The bottom line is that I like the automatic petcock and my personal preference is to leave it stock and enjoy it and I am willing to fix it in the unlikely event that it fails.

Everyone can
 

·
Premium Member
Joined
·
3,028 Posts
Yes weak link; you've both been around long enough to know that this isn't a new development... By eliminating the vacuum petcock and the safety switches my bikes are less likely to break down.....fact, not opinion. Now whether or not you think the benefits of retaining those parts outweigh the increased chance of breakdowns is a decision every KLR owner needs to make for himself. I've made my choice and those parts are never going back on my bikes.

Cheers,
Dave
 

·
Registered
Joined
·
1,256 Posts
Petcock Block Off Plate. Will adding this feature to the factory Petcock make it more reliable?
It Just converts the stock automatic shutoff petcock to a manual shutoff petcock that you have to turn off and off each time you use it and eliminates the vacuum powered diaphragm which can develop a pin hole leak if given enough time.

I think the diaphragm gives enough notice if it should start to leak that you should have time to fix it just like you have time to fix worn brake pads or a worn chain.
 

·
Premium Member
Joined
·
3,206 Posts
Well for $24.95 I got rid of the auto off KLR valve and went with the manual off from Eagle Mike Manual Petcock for KLR650 I like the fact of being able to have fuel flow without the engine vacuum such as when I am filling my gasoline stove or filling up after running out of fuel.
JJ
 

·
Registered
Joined
·
1,256 Posts
Well for $24.95 I got rid of the auto off KLR valve and went with the manual off from Eagle Mike Manual Petcock for KLR650 I like the fact of being able to have fuel flow without the engine vacuum such as when I am filling my gasoline stove or filling up after running out of fuel.
JJ
Good points. I am not against other people removing the automatic petcock, but when they ask, I like to see that the they get the pluses and the minuses.

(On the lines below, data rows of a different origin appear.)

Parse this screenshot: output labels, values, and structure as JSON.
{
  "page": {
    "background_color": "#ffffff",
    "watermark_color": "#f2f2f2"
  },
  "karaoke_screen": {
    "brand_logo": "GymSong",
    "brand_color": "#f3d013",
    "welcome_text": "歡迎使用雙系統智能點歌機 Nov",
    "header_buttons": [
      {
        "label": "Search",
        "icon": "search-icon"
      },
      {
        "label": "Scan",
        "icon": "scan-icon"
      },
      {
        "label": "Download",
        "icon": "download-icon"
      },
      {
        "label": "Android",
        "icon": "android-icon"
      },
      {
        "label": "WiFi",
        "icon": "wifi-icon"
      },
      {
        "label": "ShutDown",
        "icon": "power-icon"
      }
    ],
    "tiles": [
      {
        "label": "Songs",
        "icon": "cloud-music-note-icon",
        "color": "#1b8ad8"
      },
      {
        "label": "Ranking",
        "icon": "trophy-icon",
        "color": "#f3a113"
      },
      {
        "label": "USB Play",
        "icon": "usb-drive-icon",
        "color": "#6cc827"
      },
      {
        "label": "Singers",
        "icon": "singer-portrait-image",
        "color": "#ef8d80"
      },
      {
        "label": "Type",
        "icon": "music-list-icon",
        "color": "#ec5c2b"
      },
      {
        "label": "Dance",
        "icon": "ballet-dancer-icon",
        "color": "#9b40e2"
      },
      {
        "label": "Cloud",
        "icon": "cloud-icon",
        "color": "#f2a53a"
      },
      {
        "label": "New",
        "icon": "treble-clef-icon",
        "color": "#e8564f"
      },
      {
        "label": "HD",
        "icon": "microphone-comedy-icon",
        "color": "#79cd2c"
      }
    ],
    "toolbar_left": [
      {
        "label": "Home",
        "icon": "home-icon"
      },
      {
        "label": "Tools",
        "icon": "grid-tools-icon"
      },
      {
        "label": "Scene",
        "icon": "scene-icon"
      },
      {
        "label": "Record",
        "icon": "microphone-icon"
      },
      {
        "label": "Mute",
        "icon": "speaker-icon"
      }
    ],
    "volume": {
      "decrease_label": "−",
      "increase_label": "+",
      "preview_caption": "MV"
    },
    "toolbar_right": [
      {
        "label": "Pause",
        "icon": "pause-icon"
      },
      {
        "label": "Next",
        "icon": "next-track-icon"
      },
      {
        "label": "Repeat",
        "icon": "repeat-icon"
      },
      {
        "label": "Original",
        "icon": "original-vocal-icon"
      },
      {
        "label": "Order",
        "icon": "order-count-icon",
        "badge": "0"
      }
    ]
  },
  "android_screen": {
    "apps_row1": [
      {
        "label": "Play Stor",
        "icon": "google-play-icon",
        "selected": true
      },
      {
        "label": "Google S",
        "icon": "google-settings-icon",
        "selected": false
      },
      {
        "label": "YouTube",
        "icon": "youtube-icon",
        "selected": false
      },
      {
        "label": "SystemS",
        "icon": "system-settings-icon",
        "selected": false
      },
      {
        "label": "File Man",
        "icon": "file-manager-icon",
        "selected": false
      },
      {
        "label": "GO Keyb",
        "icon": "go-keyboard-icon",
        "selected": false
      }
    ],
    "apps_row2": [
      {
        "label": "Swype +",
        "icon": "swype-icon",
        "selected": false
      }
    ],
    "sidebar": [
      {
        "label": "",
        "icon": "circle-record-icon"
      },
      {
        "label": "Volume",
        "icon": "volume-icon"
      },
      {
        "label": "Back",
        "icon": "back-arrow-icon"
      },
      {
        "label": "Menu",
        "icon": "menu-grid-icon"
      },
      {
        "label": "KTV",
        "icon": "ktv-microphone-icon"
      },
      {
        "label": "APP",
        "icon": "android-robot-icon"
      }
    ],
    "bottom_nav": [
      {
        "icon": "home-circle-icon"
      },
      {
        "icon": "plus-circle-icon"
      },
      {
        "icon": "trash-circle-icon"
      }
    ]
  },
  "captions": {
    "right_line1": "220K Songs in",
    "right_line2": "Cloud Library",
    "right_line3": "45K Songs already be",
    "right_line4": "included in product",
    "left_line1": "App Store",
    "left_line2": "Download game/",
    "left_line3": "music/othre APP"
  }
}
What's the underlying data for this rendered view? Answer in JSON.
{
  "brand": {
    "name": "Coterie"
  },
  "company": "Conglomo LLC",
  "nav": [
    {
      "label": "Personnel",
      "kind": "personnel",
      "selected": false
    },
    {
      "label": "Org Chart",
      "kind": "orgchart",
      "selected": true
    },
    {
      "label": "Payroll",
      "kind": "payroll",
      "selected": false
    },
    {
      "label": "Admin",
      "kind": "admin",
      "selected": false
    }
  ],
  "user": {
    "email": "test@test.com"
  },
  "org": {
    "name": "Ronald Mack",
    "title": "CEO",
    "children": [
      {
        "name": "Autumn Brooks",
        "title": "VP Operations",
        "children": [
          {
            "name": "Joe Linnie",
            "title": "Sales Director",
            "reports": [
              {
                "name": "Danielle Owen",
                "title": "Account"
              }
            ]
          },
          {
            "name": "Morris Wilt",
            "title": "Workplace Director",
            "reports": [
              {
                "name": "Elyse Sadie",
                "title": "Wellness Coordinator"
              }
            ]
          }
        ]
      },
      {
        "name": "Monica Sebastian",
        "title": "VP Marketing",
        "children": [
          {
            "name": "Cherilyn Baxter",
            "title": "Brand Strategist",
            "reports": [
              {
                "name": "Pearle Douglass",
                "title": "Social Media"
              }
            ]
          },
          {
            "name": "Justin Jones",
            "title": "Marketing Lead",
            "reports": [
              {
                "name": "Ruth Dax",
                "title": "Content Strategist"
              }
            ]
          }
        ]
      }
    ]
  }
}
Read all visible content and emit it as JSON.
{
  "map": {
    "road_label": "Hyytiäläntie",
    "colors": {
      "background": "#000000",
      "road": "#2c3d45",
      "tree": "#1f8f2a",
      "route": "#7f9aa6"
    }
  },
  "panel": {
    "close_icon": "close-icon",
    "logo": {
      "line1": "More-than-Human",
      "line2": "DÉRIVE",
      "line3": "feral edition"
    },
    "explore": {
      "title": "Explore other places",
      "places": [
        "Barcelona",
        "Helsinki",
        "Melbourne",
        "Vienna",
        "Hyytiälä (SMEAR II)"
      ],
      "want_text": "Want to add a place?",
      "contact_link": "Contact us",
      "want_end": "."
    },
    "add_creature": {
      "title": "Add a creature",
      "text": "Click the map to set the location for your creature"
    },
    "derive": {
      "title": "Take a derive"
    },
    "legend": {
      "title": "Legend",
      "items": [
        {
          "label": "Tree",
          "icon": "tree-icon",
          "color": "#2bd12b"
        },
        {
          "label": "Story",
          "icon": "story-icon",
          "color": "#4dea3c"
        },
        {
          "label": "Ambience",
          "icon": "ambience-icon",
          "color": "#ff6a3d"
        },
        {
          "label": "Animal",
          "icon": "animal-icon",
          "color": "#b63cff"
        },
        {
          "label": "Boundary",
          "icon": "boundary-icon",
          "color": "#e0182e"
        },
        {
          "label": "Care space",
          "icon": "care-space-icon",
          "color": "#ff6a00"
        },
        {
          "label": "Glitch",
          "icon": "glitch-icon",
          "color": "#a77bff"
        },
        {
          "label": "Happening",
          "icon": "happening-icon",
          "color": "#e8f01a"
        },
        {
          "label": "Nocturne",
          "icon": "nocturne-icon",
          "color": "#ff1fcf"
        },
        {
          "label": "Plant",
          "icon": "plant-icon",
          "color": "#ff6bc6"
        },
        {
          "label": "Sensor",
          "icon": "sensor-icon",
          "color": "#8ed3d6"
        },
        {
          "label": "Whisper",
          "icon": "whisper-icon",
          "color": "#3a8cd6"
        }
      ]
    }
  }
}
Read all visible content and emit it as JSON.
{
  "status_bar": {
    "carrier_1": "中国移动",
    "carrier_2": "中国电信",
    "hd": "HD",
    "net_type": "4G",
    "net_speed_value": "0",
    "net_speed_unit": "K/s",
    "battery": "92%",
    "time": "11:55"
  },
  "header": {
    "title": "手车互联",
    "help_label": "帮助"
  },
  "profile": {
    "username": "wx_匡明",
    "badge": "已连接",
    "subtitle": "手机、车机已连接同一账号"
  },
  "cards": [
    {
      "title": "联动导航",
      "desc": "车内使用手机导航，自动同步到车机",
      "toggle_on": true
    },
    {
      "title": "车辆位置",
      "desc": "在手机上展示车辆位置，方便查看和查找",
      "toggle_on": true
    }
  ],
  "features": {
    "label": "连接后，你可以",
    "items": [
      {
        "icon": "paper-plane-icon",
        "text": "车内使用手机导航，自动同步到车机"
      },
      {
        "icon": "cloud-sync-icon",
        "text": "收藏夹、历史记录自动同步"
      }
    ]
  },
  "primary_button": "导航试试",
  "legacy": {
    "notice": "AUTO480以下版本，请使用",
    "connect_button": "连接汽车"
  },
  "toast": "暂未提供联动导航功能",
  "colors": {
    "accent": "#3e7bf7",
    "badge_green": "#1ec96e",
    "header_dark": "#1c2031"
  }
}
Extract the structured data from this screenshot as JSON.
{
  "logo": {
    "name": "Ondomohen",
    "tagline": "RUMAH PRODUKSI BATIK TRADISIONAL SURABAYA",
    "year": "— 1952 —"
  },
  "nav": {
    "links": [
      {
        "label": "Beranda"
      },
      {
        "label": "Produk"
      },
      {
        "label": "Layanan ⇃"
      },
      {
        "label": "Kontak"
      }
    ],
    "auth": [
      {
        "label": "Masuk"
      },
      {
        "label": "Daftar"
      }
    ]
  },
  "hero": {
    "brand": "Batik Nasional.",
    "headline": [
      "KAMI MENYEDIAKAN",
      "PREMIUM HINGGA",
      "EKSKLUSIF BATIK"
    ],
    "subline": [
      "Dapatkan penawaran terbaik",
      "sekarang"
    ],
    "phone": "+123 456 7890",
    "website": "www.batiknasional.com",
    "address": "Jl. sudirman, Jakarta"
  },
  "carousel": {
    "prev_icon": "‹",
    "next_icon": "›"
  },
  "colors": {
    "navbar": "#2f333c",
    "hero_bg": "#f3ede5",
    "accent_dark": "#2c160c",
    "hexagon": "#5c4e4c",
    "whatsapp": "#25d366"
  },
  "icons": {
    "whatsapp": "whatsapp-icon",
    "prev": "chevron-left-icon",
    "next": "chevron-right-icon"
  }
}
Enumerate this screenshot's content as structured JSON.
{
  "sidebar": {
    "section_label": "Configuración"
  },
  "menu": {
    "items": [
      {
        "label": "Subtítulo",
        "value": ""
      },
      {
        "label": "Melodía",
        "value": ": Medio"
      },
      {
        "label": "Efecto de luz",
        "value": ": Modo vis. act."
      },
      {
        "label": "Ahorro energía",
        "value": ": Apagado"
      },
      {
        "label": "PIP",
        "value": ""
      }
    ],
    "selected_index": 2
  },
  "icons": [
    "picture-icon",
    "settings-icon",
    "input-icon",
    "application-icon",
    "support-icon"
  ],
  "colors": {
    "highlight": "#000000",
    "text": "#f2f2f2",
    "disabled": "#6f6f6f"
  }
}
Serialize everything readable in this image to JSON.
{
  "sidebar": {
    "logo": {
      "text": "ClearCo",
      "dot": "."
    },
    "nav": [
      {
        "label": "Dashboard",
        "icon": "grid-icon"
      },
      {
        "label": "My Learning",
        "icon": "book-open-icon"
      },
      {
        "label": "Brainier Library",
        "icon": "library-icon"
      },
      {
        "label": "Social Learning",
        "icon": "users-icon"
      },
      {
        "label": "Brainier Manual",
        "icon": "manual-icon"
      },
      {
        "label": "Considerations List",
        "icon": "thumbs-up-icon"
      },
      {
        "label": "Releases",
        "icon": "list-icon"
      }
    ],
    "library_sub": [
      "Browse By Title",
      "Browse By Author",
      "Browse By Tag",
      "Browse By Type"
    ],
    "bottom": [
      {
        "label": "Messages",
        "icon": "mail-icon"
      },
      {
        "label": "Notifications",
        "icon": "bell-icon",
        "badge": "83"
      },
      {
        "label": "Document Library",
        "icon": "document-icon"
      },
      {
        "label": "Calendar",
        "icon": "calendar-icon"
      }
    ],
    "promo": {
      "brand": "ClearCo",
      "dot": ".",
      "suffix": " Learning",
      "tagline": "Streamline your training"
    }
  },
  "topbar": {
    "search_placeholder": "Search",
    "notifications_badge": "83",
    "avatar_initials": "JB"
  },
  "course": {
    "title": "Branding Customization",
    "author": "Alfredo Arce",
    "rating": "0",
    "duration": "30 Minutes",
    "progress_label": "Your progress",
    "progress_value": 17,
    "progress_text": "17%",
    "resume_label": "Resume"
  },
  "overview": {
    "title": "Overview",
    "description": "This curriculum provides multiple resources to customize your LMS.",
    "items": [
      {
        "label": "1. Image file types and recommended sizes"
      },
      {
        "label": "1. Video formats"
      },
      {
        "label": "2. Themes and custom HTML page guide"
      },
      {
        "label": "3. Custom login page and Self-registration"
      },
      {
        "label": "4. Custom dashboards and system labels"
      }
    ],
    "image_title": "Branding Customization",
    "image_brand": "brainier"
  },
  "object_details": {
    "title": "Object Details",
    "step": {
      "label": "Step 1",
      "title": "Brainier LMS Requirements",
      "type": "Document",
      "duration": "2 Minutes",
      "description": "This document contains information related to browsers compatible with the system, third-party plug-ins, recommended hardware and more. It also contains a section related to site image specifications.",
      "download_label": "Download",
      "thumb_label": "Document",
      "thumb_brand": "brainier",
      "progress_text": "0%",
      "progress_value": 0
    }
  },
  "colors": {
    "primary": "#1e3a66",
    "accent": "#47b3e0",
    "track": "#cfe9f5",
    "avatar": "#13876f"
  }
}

In my case I have found that the little short fuel line to the carb only takes about 4 cranks of the engine to fill the line after running out of fuel which I try not to do anyway. For filling the stove bottle I use the siphon tube I always have rather than disconnecting and reconnecting the fuel line to fill the bottle.
 
1 - 11 of 11 Posts
Top